"For the most part he [Nuner] took direction from the bands, and allowed them to come up with their own sound, the sound they wanted on the CD," said Cannon, who was quite pleased with Mr. Head’s recording of "Weather," their offering to the CD. Cannon also attributed the ease of recording to the fact that "an analog recording was made first, instead of recording directly to digital, so it was a more natural recording process." Mr. Head bassist Dave Holsinger, for whom the recording process was a first-time experience, found himself quite pleased with the outcome as well. "We heard some bands took 9 or 10 hours, so relatively, I found the whole process to be somewhat easier than I'd expected," said Holsinger.

As Bother bassist and Dalloway’s Coffeehouse manager Kelly Daugerdas attested, "It was a lot more work than expected, at times even tiresome, but by the end, we really felt exhilarated." The band is also elated at the success of their recording for the CD, "Kill the Popular Kids,” even before the CD has been released. Their explosive song has garnered enough airplay on WVFI to crack into the station’s weekly Top 20, and thereby warrant mention in the nationally distributed College Music Journal.

For other, older bands, the CD is a chance to document what may be swan songs, as members graduate or leave. For Brian, Colin and Vince, whose co-founder, Brian Muller, transferred to Boston University at the end of last semester, the CD is just that. Featuring the a capella intro, "Yahtzee," the band has recorded "Green, Red, and Blue" for the CD, with astonishing success. "The recording fortunately occurred at a peak for us as a band,” said guitarist Colin Clary. "‘Green, Red, and Blue' is a bit more serious than our other songs but it's really almost beautiful, and I don't use that word a lot; well, I do, I guess, but it was really good," he eloquently added. Later this spring, Clary says he will finish a CD of Brian, Colin and Vince’s last semester together. To be titled Bucket o’ Fun n' Stuff n' Yeah, the CD will feature at least 15 songs from the band.

Whether half the campus knows it or not, the music scene is alive and well at Notre Dame. A large amount of ignorance is due to the fact that many bands play at private parties rather than overcrowded bars, and some people just aren’t open-minded enough to pass up those bars for a show at the Coffeehouse on a Saturday evening. Nevertheless, the campus CD is for all to enjoy, so, as your spring break tans begin to fade, keep your eyes open for great original music that’s been under your noses all along.

-- from the March 4, 1993 edition of Scholastic, Notre Dame's student magazine. The musicians pictured in the article are members of Grope for Luna.

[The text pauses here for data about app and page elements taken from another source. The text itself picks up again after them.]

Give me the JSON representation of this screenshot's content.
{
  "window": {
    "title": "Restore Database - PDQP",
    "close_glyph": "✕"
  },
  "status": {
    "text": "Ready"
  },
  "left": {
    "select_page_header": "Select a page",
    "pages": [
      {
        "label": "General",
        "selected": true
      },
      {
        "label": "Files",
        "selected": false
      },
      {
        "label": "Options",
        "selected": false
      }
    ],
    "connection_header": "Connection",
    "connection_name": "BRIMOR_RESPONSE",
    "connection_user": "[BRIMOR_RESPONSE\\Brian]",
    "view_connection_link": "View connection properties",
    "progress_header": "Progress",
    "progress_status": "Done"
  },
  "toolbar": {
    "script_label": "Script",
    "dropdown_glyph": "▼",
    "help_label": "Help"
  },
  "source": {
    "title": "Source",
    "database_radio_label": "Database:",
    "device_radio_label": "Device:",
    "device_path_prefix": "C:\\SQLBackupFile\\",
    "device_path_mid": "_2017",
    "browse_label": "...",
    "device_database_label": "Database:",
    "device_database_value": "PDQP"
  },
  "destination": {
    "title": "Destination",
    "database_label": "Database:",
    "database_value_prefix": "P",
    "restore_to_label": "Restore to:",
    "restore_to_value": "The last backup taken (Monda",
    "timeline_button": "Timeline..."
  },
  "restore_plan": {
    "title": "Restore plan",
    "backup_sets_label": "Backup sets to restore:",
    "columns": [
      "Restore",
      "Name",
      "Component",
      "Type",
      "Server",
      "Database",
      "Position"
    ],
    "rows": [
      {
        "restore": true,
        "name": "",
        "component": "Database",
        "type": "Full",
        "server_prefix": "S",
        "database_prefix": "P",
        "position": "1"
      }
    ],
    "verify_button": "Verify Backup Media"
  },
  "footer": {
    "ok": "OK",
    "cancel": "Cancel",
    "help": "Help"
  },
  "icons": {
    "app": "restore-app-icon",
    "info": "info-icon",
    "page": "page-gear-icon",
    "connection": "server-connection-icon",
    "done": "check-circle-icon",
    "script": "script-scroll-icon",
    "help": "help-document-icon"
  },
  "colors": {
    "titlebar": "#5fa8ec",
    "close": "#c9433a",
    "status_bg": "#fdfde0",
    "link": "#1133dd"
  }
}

It's funny to have this Scholastic article come back to light. I was a little haunted by it in hindsight - and by hindsight I don't mean sixteen years down the road, I mean a month after it was published. That is, I rued not having spent more space presenting the featured bands in an in-depth way. Although to my mind, Chisel, Brian Colin & Vince and so many other of the acts were by that time household names, that familiarity may have only been present for hundreds of devoted fans on campus. This article was an opportunity to really introduce the excitement of the 'SB Power 90s' scene to the uninitiated thousands. I missed that opportunity a bit, but hopefully the music took care of my understated oversight!

--Pete Dedman, October 2009

Track Listing:
1. "Fish" - Victoria's Real Secret
2. "Dream Bar" - Chisel
3. "Angelina" - Emily Lord
4. "Kill The Popular Kids" - Bother
5. "Yahtzee/Green, Red And Blue" - Brian, Colin and Vince
6. "Follow Me" - Access Denied
7. "In The Crowd" - Grope For Luna
8. "Take Me To The Funktion" - Dissfunktion
9. "Peter Pan Syndrome" - XYZ Affair
10. "My Name Is Sky" - The Sister Chain
11. "Weather" - Mr. Head
12. "Smitherman" - 2-10
13. "I Don't Look Back" - Thee Accent
14. "Never Had The Time" - Palace Laundry
15. "Pyramid" - The Bovine Solution
16. "Punch The Clown" - The Porkchoppers